* **Your instructions**: In your copy, include every line of the records exactly and no picture at all.

Records from a data source
::::::::::

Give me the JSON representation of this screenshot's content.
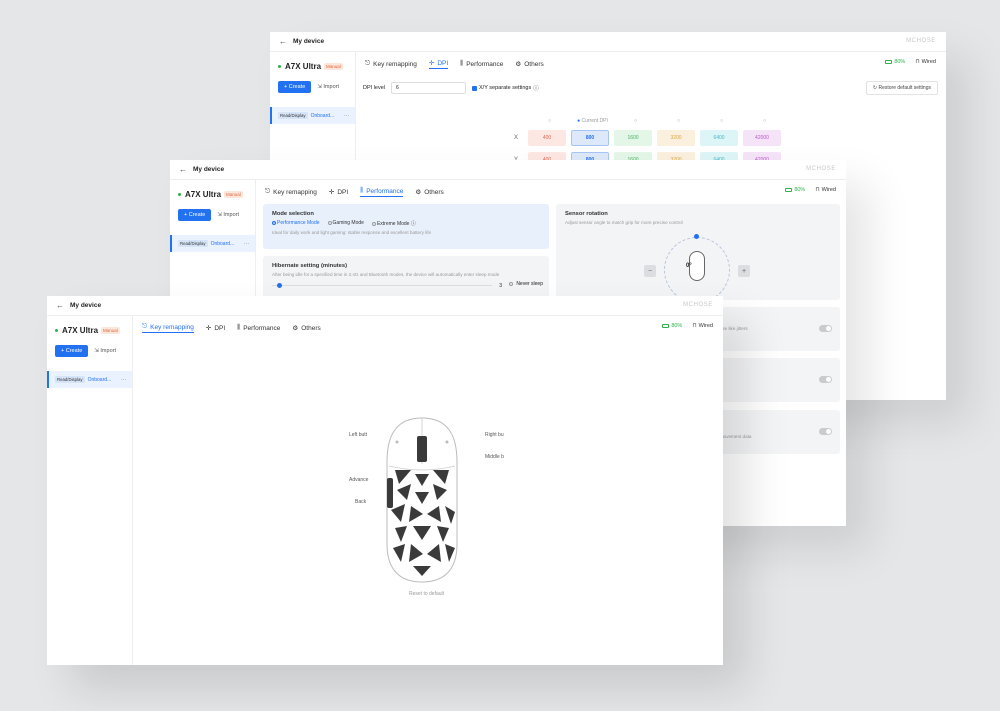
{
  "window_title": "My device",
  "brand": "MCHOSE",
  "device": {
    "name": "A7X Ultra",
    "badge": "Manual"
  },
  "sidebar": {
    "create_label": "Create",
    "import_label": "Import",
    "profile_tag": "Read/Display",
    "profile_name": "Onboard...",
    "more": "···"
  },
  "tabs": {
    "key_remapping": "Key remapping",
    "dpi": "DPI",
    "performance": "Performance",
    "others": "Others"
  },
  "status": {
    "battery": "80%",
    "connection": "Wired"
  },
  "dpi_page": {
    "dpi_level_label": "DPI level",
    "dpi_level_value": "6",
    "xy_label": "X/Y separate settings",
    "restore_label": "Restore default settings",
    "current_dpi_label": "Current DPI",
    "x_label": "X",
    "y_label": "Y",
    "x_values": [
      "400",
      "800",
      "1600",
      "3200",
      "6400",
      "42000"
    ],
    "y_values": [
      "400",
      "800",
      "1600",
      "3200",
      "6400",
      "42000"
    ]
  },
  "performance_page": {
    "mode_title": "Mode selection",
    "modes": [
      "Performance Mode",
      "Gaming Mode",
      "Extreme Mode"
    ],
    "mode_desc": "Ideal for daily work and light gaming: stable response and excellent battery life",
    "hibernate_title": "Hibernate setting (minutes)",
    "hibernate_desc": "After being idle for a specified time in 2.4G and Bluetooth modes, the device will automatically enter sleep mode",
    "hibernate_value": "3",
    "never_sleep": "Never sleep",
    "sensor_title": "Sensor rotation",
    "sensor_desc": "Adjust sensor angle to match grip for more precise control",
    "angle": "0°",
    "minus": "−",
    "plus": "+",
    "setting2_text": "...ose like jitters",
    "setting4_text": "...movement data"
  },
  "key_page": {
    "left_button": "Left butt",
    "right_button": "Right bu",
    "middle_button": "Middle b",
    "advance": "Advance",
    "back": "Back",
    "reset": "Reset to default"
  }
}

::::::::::

* **Output of the exercise**:
Give me the JSON representation of this screenshot's content.
{
  "window_title": "My device",
  "brand": "MCHOSE",
  "device": {
    "name": "A7X Ultra",
    "badge": "Manual"
  },
  "sidebar": {
    "create_label": "Create",
    "import_label": "Import",
    "profile_tag": "Read/Display",
    "profile_name": "Onboard...",
    "more": "···"
  },
  "tabs": {
    "key_remapping": "Key remapping",
    "dpi": "DPI",
    "performance": "Performance",
    "others": "Others"
  },
  "status": {
    "battery": "80%",
    "connection": "Wired"
  },
  "dpi_page": {
    "dpi_level_label": "DPI level",
    "dpi_level_value": "6",
    "xy_label": "X/Y separate settings",
    "restore_label": "Restore default settings",
    "current_dpi_label": "Current DPI",
    "x_label": "X",
    "y_label": "Y",
    "x_values": [
      "400",
      "800",
      "1600",
      "3200",
      "6400",
      "42000"
    ],
    "y_values": [
      "400",
      "800",
      "1600",
      "3200",
      "6400",
      "42000"
    ]
  },
  "performance_page": {
    "mode_title": "Mode selection",
    "modes": [
      "Performance Mode",
      "Gaming Mode",
      "Extreme Mode"
    ],
    "mode_desc": "Ideal for daily work and light gaming: stable response and excellent battery life",
    "hibernate_title": "Hibernate setting (minutes)",
    "hibernate_desc": "After being idle for a specified time in 2.4G and Bluetooth modes, the device will automatically enter sleep mode",
    "hibernate_value": "3",
    "never_sleep": "Never sleep",
    "sensor_title": "Sensor rotation",
    "sensor_desc": "Adjust sensor angle to match grip for more precise control",
    "angle": "0°",
    "minus": "−",
    "plus": "+",
    "setting2_text": "...ose like jitters",
    "setting4_text": "...movement data"
  },
  "key_page": {
    "left_button": "Left butt",
    "right_button": "Right bu",
    "middle_button": "Middle b",
    "advance": "Advance",
    "back": "Back",
    "reset": "Reset to default"
  }
}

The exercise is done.